See below an estimated conversion chart that will allow you to covert your time on a flat track to the equivalent banked track performance.
200m – subtract 0.4 seconds
400m – subtract 0.8 seconds
800m – subtract 1.7 seconds
Mile – subtract 3.3 seconds
2 Mile – subtract 7 seconds
4 x 400m – subtract 4 seconds
If you run on a track that is less than 200m the conversion is even greater.
College Track and Field Training
See below a sample week of how 2017 World Championship 1500m Finalist, Johnny Gregorek trained while in college. Johnny came from a low mileage high school program and we slowly increased his mileage over his four years at Columbia. Here is a sample week of his summer training, prior to the start of his sophomore year.
Monday - 9 miles at 6:50 pace
Tuesday - 8 miles at 7:15 pace + 4 x 100m strides
Wednesday - 10 miles at 6:30 pace
Thursday - 8 miles @ 6:22 pace
Friday - 2.5 miles easy – 6 sets of 3 minutes on (xc pace) / 2 minutes easy + 2.5 miles easy
Saturday - 10 miles at 7:15 pace
Sunday - 14 miles at 6:15 pace
Track and Field Training
Here is a look at how we trained our 800m runners at this time of the year. Our training was often influenced by the weather. As a result, we were not able to run hill intervals as much as I would have liked - so we pushed that phase back to March and April. Here is a sample week from January. As you will notice, we followed Gags' (https://www.njnytc.com/frank-gagliano/) philosophy of mixing speed and strength.

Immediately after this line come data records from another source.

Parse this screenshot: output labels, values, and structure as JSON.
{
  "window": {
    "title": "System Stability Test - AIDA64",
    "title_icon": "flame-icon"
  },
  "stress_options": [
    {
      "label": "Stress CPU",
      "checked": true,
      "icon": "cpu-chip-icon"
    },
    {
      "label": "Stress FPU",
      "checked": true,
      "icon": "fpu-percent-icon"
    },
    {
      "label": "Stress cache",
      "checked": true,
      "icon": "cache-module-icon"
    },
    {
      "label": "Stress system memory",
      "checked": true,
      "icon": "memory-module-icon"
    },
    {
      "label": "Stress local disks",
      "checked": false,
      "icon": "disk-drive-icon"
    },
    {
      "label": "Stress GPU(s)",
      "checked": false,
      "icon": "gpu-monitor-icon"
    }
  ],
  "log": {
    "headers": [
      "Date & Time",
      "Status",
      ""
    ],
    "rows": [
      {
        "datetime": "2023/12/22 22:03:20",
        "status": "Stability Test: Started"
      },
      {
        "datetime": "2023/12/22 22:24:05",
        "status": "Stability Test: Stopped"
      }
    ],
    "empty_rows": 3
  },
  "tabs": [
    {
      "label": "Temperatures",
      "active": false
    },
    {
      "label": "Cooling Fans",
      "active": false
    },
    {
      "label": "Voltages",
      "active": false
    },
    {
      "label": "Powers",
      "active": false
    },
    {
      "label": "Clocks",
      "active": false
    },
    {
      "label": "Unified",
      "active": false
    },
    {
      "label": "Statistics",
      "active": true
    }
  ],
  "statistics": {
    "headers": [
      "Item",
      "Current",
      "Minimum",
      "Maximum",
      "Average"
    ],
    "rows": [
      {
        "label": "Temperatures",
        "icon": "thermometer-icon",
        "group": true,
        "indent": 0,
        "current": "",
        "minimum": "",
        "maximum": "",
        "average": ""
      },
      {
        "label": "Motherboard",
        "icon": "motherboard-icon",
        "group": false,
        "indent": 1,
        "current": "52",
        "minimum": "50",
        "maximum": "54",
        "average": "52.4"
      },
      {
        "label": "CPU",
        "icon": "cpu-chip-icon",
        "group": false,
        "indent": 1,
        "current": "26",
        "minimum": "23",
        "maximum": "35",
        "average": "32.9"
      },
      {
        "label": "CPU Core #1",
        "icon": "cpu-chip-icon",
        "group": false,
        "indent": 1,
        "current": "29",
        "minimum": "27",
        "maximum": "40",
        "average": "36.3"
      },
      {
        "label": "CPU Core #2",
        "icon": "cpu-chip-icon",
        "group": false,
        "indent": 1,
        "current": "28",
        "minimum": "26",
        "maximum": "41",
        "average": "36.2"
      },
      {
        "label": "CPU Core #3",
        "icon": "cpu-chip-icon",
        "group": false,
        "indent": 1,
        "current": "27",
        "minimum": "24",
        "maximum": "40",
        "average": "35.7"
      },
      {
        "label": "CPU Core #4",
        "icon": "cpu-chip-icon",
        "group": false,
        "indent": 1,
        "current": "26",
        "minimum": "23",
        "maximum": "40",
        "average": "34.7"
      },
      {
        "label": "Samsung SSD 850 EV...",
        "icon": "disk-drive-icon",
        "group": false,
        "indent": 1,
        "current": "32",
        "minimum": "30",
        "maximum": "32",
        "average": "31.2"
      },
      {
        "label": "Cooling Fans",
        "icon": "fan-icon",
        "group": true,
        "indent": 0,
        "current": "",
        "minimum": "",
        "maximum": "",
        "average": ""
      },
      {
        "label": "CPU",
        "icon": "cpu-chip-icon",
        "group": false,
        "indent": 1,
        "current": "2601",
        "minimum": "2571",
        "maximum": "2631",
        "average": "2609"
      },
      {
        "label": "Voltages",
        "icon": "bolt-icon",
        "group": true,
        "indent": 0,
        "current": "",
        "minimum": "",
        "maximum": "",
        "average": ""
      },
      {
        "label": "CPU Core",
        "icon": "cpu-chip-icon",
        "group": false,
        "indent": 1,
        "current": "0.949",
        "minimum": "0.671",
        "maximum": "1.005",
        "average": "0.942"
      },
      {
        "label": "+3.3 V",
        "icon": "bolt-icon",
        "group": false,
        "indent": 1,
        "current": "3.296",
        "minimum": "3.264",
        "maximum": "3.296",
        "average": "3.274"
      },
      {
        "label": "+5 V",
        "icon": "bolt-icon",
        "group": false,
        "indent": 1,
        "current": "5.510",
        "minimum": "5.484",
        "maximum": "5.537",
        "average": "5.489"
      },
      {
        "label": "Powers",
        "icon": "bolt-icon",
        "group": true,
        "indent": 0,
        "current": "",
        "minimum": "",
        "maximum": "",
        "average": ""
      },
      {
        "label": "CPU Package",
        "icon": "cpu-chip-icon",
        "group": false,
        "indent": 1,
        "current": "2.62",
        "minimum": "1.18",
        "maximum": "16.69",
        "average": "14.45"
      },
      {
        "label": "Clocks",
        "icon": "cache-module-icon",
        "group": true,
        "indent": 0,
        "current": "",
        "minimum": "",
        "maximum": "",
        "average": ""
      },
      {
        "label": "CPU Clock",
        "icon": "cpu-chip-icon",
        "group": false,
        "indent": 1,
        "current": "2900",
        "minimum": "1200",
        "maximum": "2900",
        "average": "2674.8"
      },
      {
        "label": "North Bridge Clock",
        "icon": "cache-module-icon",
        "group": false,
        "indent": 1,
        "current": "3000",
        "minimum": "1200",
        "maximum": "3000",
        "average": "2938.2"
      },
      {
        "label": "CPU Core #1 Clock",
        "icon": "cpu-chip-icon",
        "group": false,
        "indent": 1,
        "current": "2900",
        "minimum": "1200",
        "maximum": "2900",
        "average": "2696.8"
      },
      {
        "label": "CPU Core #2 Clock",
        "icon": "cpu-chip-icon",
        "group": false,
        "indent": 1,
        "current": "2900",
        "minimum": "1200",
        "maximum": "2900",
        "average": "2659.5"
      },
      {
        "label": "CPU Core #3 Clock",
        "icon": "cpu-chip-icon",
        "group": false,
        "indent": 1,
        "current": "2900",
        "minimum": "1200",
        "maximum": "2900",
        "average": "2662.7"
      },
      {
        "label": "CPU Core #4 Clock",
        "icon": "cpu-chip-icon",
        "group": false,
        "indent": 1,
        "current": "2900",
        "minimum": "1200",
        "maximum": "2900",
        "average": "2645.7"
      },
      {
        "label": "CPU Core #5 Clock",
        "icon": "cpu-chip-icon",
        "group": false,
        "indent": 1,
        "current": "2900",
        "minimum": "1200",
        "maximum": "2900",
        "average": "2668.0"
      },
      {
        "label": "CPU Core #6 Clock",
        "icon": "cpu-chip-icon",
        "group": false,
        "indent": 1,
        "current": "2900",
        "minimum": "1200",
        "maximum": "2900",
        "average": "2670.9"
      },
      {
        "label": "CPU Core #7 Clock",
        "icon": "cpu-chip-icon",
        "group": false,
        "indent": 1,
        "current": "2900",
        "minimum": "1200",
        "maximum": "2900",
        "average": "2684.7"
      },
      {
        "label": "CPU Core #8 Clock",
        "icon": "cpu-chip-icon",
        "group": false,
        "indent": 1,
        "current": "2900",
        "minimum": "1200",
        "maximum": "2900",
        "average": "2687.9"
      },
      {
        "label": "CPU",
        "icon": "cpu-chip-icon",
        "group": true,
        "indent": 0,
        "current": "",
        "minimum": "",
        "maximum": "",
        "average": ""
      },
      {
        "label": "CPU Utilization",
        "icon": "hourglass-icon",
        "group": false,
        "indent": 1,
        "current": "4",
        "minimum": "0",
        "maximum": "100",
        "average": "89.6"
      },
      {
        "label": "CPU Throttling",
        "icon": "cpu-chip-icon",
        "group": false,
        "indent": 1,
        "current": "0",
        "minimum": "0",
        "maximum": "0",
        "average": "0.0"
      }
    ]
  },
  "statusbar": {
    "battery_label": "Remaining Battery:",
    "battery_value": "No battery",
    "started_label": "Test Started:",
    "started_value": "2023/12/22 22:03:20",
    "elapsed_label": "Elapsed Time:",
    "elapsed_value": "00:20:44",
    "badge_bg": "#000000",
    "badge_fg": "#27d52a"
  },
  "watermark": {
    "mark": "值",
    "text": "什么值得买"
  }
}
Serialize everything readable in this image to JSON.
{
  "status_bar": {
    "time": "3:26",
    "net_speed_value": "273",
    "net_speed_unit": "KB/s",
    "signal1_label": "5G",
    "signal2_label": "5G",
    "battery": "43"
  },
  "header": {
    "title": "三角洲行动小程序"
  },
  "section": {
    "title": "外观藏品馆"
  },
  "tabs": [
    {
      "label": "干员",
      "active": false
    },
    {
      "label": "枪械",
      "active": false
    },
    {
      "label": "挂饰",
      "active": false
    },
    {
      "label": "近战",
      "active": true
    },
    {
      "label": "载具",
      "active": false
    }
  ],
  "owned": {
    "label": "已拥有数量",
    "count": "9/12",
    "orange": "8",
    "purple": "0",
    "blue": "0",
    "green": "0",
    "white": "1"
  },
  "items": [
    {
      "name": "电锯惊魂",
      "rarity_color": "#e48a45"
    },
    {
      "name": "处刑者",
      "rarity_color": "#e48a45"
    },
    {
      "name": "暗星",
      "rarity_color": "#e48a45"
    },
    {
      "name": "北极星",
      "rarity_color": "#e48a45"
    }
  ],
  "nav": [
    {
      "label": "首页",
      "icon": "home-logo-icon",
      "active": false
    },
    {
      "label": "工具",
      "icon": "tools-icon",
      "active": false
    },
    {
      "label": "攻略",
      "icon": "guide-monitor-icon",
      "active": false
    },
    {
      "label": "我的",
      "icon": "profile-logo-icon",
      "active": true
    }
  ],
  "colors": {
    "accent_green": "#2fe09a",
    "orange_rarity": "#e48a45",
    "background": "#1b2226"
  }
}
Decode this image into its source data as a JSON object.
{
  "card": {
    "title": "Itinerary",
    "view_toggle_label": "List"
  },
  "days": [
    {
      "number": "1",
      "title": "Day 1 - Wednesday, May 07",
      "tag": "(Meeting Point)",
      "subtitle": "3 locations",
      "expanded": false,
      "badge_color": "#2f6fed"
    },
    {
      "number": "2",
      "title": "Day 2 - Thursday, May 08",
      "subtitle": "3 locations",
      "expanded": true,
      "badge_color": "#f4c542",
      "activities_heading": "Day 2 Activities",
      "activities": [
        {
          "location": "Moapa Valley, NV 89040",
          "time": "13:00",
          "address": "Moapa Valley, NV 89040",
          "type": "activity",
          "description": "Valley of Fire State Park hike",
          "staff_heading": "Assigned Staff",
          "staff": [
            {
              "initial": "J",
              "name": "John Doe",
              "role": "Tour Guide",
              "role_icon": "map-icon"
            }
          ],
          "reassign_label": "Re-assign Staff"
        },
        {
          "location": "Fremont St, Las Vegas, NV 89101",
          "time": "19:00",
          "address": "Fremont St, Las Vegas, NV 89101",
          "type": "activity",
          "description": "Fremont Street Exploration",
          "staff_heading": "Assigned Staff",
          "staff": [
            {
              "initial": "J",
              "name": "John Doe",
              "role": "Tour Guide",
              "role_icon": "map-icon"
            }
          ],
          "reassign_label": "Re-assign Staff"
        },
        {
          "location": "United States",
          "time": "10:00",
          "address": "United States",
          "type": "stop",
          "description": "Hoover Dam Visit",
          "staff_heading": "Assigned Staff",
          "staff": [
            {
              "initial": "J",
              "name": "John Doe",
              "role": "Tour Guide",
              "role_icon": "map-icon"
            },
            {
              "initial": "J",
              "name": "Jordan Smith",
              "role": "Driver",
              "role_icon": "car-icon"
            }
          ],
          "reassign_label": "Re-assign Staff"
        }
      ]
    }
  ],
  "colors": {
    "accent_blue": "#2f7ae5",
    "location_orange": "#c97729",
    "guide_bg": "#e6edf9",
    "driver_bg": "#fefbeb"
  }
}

We never ventured far from either.
Monday - 50 minutes easy
Tuesday - 6 x 800m in 2:20 w/ 2’ rest
Wednesday - 50 minutes easy
Thursday - 2 (200m, 400m, 200m, 200m in 26, 55, 28, 28) full recovery between sets
Friday - 50 minutes easy
Saturday - 2 x 2 mile @ 5:30 pace w/ 5 minute recovery
Sunday - 1:20 easy